- To avoid bankruptcy, a company needs to generate much earnings so as to meet up with its debts.
- So long as you make dents in your debts, your interest expenses will decrease month to month.
- Debt service refers to the money that is required to cover the payment of interest and principal on a loan or other debt for a particular time period.

From an investor or creditor’s perspective, an organization that has a times interest earned ratio greater than 2.5 is considered an acceptable risk. Companies that have a times interest earned ratio of less than 2.5 are considered a much higher risk for bankruptcy or default. Asset turnover is a metric that will help an organization understand how efficiently it is using its assets. The ratio is calculated by dividing total sales by average total assets. For example, if Slippy Drones generated sales of $100 on average total assets of $20, then the asset turnover ratio would be 5x. In this respect, Joe’s Excellent Computer Repair doesn’t present excessive risk, and the bank will likely accept the loan application.

## What Does a High Times Interest Earned Ratio Signify for a Company’s Future?

It may be calculated as either EBIT or EBITDA divided by the total interest expense. The purpose of the TIE ratio, also known as the interest coverage ratio , is to evaluate whether a business can pay the interest expense on its debt obligations in the next year. In the context of times interest earned, debt means loans, including notes payable, credit lines, and bond obligations. In corporate finance, the debt-service coverage ratio is a measurement of the cash flow available to pay current debt obligations. The times interest earned ratio, or interest coverage ratio, is the number of times over you could feasibly pay your current debt interests.

This is because it determines a company’s capacity to pay for interest and debt services.
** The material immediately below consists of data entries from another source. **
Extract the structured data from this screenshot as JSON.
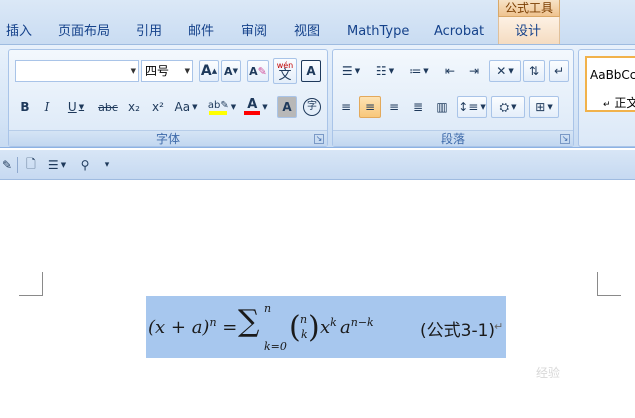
{
  "ribbon_tabs": {
    "insert": "插入",
    "page_layout": "页面布局",
    "references": "引用",
    "mailings": "邮件",
    "review": "审阅",
    "view": "视图",
    "mathtype": "MathType",
    "acrobat": "Acrobat",
    "design": "设计"
  },
  "contextual_header": "公式工具",
  "font_group": {
    "label": "字体",
    "font_name": "",
    "font_size": "四号",
    "grow": "A",
    "shrink": "A",
    "bold": "B",
    "italic": "I",
    "underline": "U",
    "strike": "abc",
    "subscript": "x₂",
    "superscript": "x²",
    "change_case": "Aa",
    "font_color": "A",
    "char_shading": "A",
    "enclose": "字",
    "phonetic": "wén",
    "phonetic_sub": "文",
    "char_border": "A",
    "clear": "A"
  },
  "paragraph_group": {
    "label": "段落"
  },
  "styles_group": {
    "preview": "AaBbCcI",
    "style_name": "正文"
  },
  "equation": {
    "lhs_open": "(x + a)",
    "lhs_exp": "n",
    "eq": " = ",
    "sum": "∑",
    "sum_top": "n",
    "sum_bottom": "k=0",
    "binom_top": "n",
    "binom_bottom": "k",
    "x": "x",
    "x_exp": "k",
    "a": "a",
    "a_exp": "n−k",
    "label": "(公式3-1)",
    "para_mark": "↵"
  },
  "watermark": "经验",
  "colors": {
    "ribbon_tab": "#dbe8f7",
    "selection": "#a7c7ee",
    "contextual": "#f5dcc1",
    "highlight_yellow": "#ffff00",
    "font_red": "#ff0000"
  }
}
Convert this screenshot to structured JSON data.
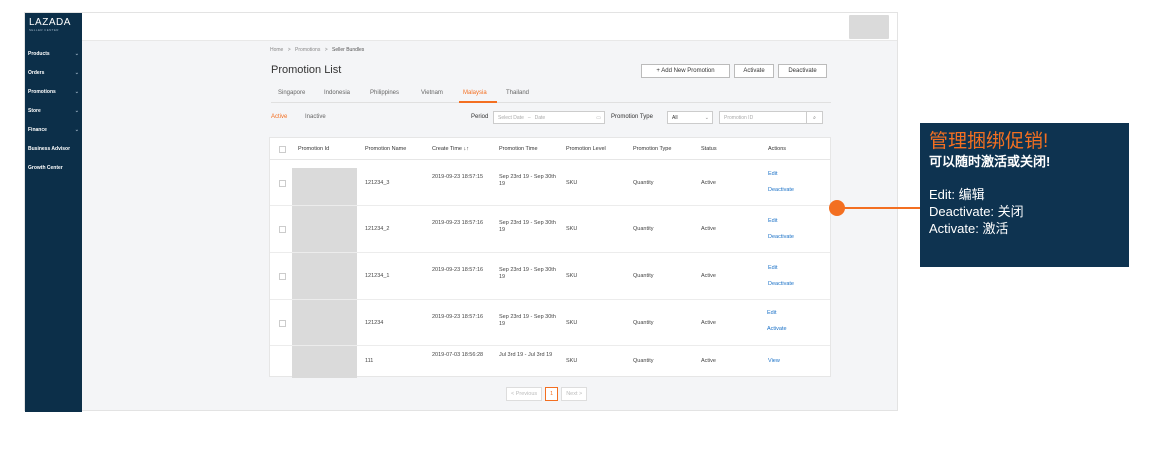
{
  "sidebar": {
    "logo_main": "LAZADA",
    "logo_sub": "SELLER CENTER",
    "items": [
      {
        "label": "Products"
      },
      {
        "label": "Orders"
      },
      {
        "label": "Promotions"
      },
      {
        "label": "Store"
      },
      {
        "label": "Finance"
      },
      {
        "label": "Business Advisor"
      },
      {
        "label": "Growth Center"
      }
    ]
  },
  "breadcrumb": [
    "Home",
    ">",
    "Promotions",
    ">",
    "Seller Bundles"
  ],
  "page_title": "Promotion List",
  "toolbar": {
    "add_label": "+ Add New Promotion",
    "activate_label": "Activate",
    "deactivate_label": "Deactivate"
  },
  "country_tabs": [
    {
      "label": "Singapore"
    },
    {
      "label": "Indonesia"
    },
    {
      "label": "Philippines"
    },
    {
      "label": "Vietnam"
    },
    {
      "label": "Malaysia",
      "active": true
    },
    {
      "label": "Thailand"
    }
  ],
  "status_tabs": [
    {
      "label": "Active",
      "active": true
    },
    {
      "label": "Inactive"
    }
  ],
  "filters": {
    "period_label": "Period",
    "start_placeholder": "Select Date",
    "end_placeholder": "Date",
    "type_label": "Promotion Type",
    "type_value": "All",
    "id_placeholder": "Promotion ID"
  },
  "table": {
    "headers": [
      "Promotion Id",
      "Promotion Name",
      "Create Time ↓↑",
      "Promotion Time",
      "Promotion Level",
      "Promotion Type",
      "Status",
      "Actions"
    ],
    "rows": [
      {
        "name": "121234_3",
        "create": "2019-09-23 18:57:15",
        "time": "Sep 23rd 19 - Sep 30th 19",
        "level": "SKU",
        "type": "Quantity",
        "status": "Active",
        "action1": "Edit",
        "action2": "Deactivate"
      },
      {
        "name": "121234_2",
        "create": "2019-09-23 18:57:16",
        "time": "Sep 23rd 19 - Sep 30th 19",
        "level": "SKU",
        "type": "Quantity",
        "status": "Active",
        "action1": "Edit",
        "action2": "Deactivate"
      },
      {
        "name": "121234_1",
        "create": "2019-09-23 18:57:16",
        "time": "Sep 23rd 19 - Sep 30th 19",
        "level": "SKU",
        "type": "Quantity",
        "status": "Active",
        "action1": "Edit",
        "action2": "Deactivate"
      },
      {
        "name": "121234",
        "create": "2019-09-23 18:57:16",
        "time": "Sep 23rd 19 - Sep 30th 19",
        "level": "SKU",
        "type": "Quantity",
        "status": "Active",
        "action1": "Edit",
        "action2": "Activate"
      },
      {
        "name": "111",
        "create": "2019-07-03 18:56:28",
        "time": "Jul 3rd 19 - Jul 3rd 19",
        "level": "SKU",
        "type": "Quantity",
        "status": "Active",
        "action1": "View",
        "action2": ""
      }
    ]
  },
  "pagination": {
    "prev": "< Previous",
    "current": "1",
    "next": "Next >"
  },
  "callout": {
    "title": "管理捆绑促销!",
    "subtitle": "可以随时激活或关闭!",
    "lines": [
      "Edit: 编辑",
      "Deactivate: 关闭",
      "Activate: 激活"
    ]
  },
  "colors": {
    "accent": "#f36f21",
    "sidebar": "#0c2f49",
    "callout_bg": "#0e3350",
    "link": "#1a71c7"
  }
}
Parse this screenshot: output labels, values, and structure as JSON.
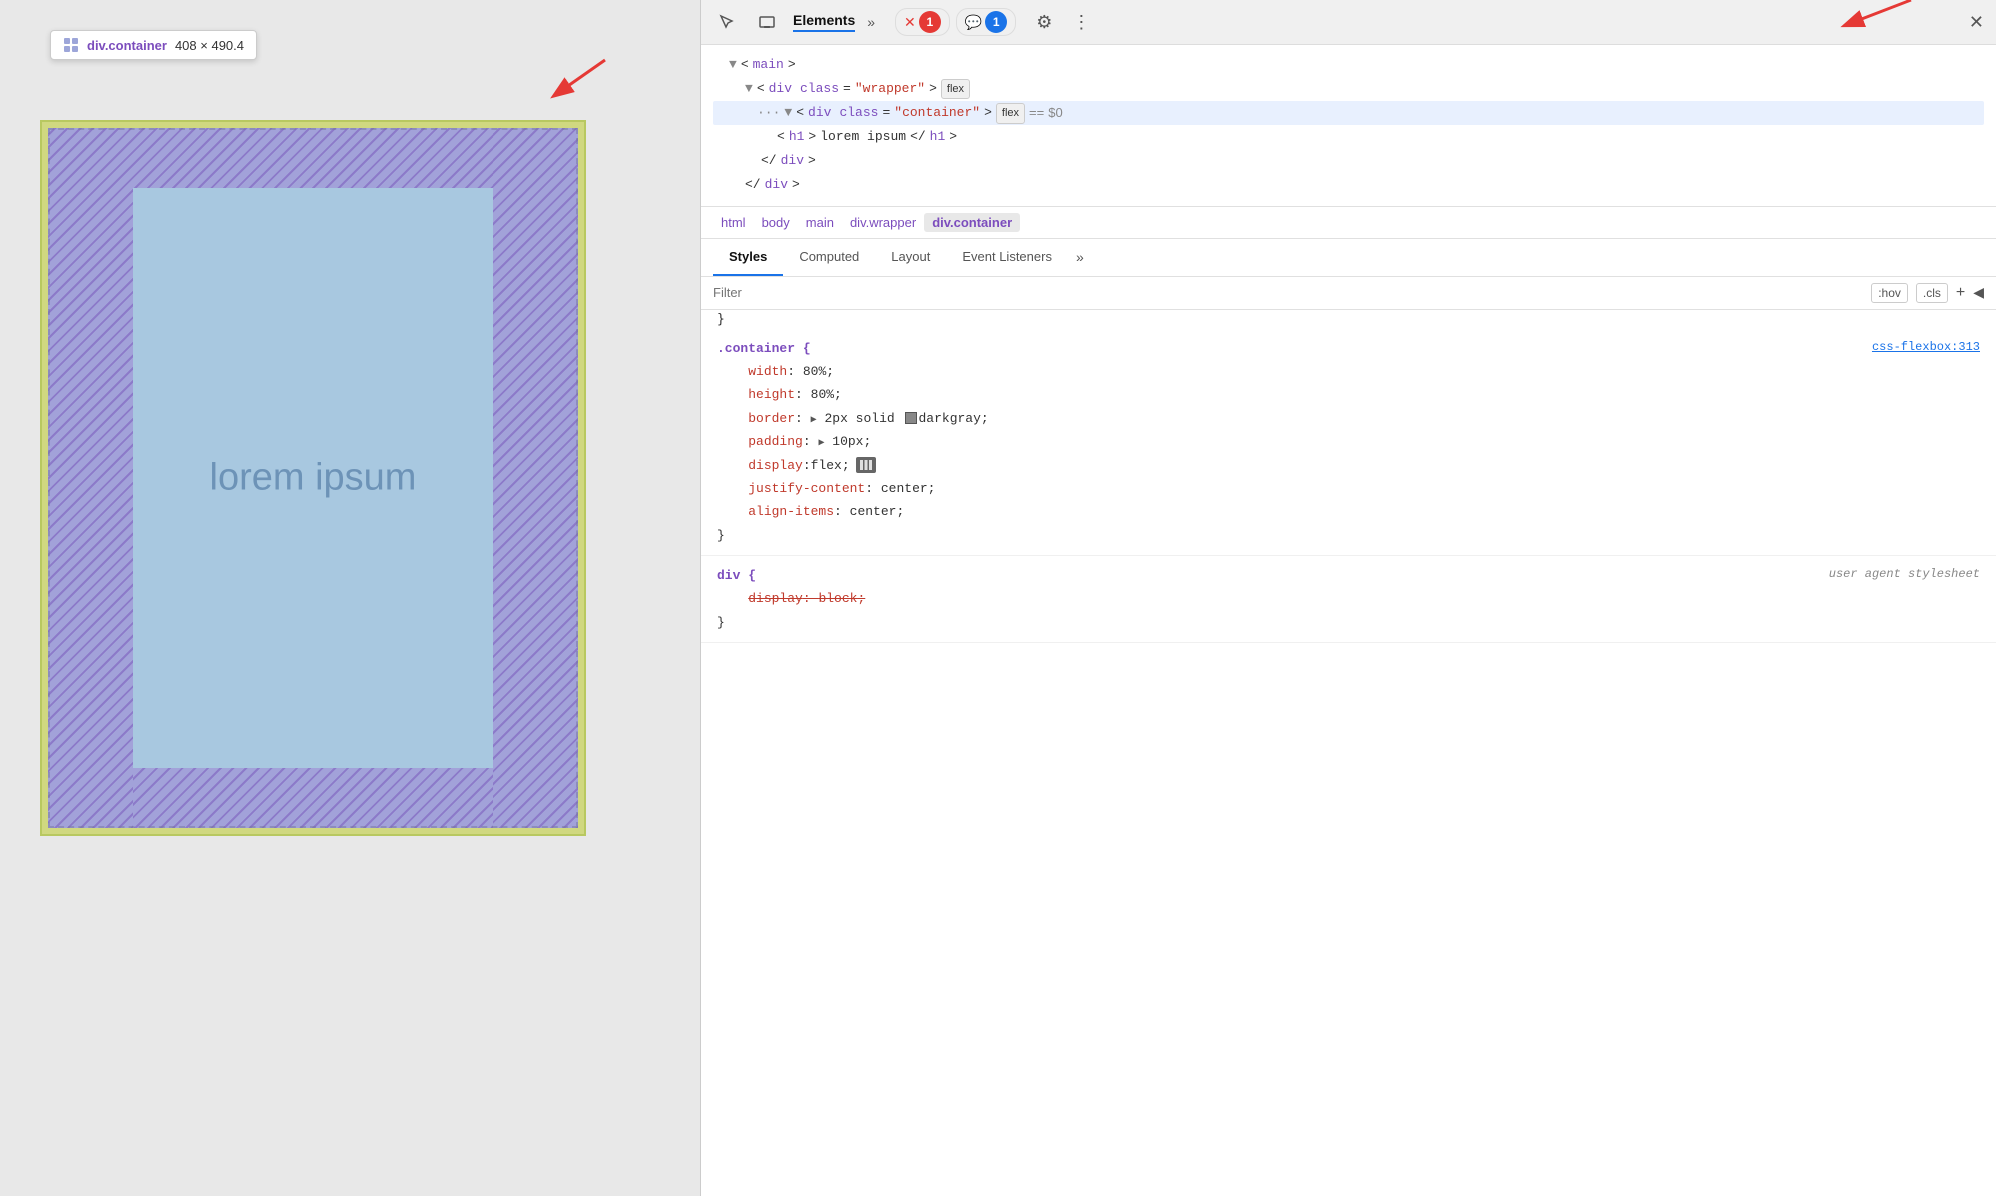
{
  "viewport": {
    "tooltip": {
      "element": "div.container",
      "dimensions": "408 × 490.4"
    },
    "content": "lorem ipsum"
  },
  "devtools": {
    "header": {
      "elements_tab": "Elements",
      "badge_red": "1",
      "badge_blue": "1"
    },
    "dom": {
      "main_open": "<main>",
      "wrapper_open": "<div class=\"wrapper\">",
      "container_open": "<div class=\"container\">",
      "flex_badge": "flex",
      "flex_badge2": "flex",
      "equals": "==",
      "dollar_zero": "$0",
      "h1": "<h1>lorem ipsum</h1>",
      "div_close": "</div>",
      "div_close2": "</div>",
      "three_dots": "..."
    },
    "breadcrumbs": [
      "html",
      "body",
      "main",
      "div.wrapper",
      "div.container"
    ],
    "tabs": [
      "Styles",
      "Computed",
      "Layout",
      "Event Listeners",
      ">>"
    ],
    "filter": {
      "placeholder": "Filter",
      "hov": ":hov",
      "cls": ".cls"
    },
    "rules": [
      {
        "selector": ".container {",
        "source": "css-flexbox:313",
        "properties": [
          {
            "prop": "width",
            "value": "80%",
            "strikethrough": false
          },
          {
            "prop": "height",
            "value": "80%",
            "strikethrough": false
          },
          {
            "prop": "border",
            "value": "▶ 2px solid  darkgray;",
            "strikethrough": false,
            "has_swatch": true
          },
          {
            "prop": "padding",
            "value": "▶ 10px;",
            "strikethrough": false
          },
          {
            "prop": "display",
            "value": "flex;",
            "strikethrough": false,
            "has_flex_icon": true
          },
          {
            "prop": "justify-content",
            "value": "center;",
            "strikethrough": false
          },
          {
            "prop": "align-items",
            "value": "center;",
            "strikethrough": false
          }
        ]
      },
      {
        "selector": "div {",
        "source": "user agent stylesheet",
        "source_italic": true,
        "properties": [
          {
            "prop": "display",
            "value": "block;",
            "strikethrough": true
          }
        ]
      }
    ]
  }
}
Because such interest payments are often made long term, they are generally classified as a continuing, fixed cost. Values used in calculating financial ratios are taken from the balance sheet, income statement, statement of cash flows or the statement of retained earnings. A TIE ratio of 2.5 means that EBIT, a company’s operating earnings before interest and income taxes, is two and one-half times the amount of its interest expense.

## What Is the Times Interest Earned Ratio?

The times interest earned ratio, also known as the interest coverage ratio, measures how easily a company can pay its debts with its current income. To calculate this ratio, you divide income by the total interest payable on bonds or other forms of debt. After performing this calculation, you’ll see a number which ranks the company’s ability to cover interest fees with pre-tax earnings. Generally, the higher the TIE, the more cash the company will have left over. Times interest earned ratio is a solvency ratio indicating the ability to pay all interest on business debt obligations. The higher the times interest earned ratio, the more likely the company can pay interest on its debts.

### What is good times interest earned ratio?

A times interest earned ratio of 2.5 is acceptable. If the ratio is under 2, it may be a cause for concern among investors or lenders and may indicate the company is in danger of having to file for bankruptcy protection. A times interest earned ratio can also be too high.